── Study material

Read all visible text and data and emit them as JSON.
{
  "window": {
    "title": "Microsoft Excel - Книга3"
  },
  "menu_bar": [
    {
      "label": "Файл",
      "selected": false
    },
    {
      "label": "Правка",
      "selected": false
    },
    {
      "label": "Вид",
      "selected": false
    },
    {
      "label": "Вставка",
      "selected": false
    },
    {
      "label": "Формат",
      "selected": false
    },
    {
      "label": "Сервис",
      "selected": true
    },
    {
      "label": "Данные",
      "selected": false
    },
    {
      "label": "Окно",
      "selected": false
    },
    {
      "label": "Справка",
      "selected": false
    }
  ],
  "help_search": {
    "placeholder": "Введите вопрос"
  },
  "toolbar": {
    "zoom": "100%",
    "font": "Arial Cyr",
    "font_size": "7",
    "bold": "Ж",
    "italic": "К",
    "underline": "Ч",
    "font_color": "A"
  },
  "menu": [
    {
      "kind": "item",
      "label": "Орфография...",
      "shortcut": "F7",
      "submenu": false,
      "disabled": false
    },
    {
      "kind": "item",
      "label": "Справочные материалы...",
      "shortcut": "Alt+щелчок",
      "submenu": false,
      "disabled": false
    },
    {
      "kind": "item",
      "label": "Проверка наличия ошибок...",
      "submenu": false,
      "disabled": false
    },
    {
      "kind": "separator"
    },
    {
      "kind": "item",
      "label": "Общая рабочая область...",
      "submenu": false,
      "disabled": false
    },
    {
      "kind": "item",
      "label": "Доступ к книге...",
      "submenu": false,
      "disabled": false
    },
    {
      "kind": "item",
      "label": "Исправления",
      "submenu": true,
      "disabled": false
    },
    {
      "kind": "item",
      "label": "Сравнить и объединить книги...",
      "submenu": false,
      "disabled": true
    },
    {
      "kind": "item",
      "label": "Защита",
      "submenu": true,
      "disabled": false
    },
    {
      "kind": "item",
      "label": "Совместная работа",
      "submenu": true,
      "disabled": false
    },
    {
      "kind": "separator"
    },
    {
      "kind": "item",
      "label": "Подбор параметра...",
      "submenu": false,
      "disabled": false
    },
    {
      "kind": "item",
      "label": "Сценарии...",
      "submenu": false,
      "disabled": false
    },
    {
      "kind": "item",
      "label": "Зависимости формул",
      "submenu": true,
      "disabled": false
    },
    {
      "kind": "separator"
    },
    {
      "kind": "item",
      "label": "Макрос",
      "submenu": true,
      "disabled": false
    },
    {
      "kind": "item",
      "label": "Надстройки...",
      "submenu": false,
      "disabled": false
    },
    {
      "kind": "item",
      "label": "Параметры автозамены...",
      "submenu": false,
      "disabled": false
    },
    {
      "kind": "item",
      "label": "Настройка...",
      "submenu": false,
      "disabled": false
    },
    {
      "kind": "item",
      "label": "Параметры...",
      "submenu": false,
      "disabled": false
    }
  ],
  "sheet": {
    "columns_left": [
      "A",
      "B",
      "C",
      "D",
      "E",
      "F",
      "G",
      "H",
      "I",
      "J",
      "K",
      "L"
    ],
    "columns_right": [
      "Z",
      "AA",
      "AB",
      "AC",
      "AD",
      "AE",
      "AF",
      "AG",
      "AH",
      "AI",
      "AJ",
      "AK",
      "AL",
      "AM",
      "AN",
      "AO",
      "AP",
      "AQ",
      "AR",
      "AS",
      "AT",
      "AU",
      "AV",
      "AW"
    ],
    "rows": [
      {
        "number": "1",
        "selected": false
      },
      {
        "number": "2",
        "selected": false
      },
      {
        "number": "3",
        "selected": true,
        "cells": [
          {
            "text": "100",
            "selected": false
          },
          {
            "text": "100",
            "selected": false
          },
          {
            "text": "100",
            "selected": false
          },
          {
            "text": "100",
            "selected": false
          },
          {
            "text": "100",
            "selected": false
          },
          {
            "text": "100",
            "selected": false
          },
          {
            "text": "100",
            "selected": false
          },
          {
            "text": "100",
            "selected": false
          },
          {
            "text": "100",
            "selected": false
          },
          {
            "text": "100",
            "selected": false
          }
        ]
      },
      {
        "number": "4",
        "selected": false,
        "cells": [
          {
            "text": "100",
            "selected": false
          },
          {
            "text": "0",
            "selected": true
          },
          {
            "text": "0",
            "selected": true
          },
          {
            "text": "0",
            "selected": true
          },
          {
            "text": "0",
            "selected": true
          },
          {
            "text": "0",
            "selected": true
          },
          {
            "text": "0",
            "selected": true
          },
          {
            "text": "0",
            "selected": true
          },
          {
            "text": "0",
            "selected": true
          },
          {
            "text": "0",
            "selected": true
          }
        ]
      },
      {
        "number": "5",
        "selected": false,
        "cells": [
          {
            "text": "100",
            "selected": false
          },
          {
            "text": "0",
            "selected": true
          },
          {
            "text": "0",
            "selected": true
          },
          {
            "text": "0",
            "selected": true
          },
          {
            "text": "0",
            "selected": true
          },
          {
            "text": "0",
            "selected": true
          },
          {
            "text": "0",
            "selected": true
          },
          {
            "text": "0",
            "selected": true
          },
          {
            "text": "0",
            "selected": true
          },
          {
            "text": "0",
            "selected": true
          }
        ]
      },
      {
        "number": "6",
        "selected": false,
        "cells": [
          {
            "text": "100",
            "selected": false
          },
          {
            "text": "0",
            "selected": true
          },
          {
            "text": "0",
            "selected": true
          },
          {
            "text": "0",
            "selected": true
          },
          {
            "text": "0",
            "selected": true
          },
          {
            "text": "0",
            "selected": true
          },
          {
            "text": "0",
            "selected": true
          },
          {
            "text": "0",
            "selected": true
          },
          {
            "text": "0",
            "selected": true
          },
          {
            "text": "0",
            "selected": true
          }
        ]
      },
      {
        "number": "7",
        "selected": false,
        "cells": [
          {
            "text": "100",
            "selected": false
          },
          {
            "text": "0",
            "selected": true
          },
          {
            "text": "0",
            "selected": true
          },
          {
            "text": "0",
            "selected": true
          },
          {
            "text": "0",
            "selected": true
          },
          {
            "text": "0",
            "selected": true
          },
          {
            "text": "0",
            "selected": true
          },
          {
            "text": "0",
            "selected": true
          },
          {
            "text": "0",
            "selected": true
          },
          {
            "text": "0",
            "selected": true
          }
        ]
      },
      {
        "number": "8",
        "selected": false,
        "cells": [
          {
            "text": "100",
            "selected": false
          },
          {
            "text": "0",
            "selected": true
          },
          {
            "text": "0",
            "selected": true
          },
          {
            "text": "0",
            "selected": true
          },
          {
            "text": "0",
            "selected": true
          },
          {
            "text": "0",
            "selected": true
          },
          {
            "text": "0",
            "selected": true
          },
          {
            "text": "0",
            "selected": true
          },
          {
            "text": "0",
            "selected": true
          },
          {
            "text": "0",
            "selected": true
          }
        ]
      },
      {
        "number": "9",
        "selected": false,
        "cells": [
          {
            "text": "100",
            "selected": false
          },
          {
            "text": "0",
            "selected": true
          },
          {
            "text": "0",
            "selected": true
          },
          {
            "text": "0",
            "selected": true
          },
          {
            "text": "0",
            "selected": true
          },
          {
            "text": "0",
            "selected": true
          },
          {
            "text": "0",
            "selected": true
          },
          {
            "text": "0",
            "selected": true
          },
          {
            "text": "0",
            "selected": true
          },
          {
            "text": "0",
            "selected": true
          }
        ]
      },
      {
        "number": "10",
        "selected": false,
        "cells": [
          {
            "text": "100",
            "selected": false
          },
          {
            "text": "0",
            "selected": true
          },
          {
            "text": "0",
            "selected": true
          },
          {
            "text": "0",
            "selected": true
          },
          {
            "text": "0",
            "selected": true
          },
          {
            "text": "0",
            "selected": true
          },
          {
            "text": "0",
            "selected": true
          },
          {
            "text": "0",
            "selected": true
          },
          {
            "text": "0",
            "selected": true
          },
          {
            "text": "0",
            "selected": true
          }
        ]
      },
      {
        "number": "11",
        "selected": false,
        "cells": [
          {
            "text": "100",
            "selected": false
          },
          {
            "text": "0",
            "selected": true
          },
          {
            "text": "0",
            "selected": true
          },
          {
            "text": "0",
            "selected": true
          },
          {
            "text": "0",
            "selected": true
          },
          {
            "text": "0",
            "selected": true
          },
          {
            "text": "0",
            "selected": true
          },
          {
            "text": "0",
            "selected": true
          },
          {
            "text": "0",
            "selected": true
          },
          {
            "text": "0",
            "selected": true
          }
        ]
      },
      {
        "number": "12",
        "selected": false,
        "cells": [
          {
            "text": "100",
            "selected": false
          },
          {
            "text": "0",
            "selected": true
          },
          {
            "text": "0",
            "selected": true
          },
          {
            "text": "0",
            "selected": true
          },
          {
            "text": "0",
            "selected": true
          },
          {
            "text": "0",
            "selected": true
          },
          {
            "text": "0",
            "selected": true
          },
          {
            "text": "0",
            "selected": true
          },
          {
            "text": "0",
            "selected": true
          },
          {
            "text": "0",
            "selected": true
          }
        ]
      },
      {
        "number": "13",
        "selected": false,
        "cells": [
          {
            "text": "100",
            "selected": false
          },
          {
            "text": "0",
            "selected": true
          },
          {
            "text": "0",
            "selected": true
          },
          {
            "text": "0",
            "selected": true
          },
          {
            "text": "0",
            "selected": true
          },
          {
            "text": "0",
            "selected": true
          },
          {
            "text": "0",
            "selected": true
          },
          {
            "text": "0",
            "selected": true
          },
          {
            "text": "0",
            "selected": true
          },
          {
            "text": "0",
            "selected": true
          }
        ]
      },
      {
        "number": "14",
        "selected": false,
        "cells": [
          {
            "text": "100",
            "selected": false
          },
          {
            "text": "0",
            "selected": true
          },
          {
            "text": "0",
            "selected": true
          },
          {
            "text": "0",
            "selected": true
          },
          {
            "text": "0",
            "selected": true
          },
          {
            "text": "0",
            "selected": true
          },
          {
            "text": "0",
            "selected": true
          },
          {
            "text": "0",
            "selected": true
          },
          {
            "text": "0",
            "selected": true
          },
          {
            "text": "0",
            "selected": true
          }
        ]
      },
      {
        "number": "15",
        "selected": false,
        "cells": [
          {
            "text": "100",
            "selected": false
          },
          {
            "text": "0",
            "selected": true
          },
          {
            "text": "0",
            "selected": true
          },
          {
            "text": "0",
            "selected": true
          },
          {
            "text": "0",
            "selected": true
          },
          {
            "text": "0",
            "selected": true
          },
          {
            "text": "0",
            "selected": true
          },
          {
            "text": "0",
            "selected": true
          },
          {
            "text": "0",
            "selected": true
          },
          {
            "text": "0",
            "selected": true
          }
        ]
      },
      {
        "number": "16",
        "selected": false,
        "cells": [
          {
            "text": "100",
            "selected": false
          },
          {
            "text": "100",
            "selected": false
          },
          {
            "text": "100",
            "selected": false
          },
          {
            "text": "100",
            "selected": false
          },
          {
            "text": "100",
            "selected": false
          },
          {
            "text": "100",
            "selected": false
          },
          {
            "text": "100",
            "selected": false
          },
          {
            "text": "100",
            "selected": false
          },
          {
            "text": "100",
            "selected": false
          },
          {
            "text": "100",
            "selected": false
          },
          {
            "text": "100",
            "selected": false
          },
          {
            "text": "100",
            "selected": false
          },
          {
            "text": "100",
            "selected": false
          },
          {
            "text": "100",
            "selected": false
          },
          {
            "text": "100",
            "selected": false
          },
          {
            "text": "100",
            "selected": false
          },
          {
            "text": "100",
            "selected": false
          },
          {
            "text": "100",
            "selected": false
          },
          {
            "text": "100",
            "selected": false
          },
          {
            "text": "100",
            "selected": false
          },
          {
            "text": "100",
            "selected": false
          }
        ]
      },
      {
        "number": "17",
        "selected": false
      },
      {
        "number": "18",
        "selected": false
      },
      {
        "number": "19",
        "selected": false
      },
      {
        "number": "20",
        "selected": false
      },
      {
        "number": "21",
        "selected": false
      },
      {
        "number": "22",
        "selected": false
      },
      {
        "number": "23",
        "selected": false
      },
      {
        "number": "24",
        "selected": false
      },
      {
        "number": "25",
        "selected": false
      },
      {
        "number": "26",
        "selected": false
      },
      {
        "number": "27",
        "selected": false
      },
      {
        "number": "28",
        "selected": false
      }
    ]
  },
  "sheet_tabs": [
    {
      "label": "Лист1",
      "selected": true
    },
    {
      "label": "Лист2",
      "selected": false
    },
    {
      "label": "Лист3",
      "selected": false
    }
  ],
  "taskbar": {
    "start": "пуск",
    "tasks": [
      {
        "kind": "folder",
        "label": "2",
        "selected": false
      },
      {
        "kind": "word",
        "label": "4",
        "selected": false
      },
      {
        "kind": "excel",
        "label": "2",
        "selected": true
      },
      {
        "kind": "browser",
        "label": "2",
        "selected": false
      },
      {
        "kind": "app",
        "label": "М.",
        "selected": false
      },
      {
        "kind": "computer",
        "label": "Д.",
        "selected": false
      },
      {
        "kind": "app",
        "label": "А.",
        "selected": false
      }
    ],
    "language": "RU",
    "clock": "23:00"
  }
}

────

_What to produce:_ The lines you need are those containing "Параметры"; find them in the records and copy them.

_Task answer:_
      "label": "Параметры автозамены...",
      "label": "Параметры...",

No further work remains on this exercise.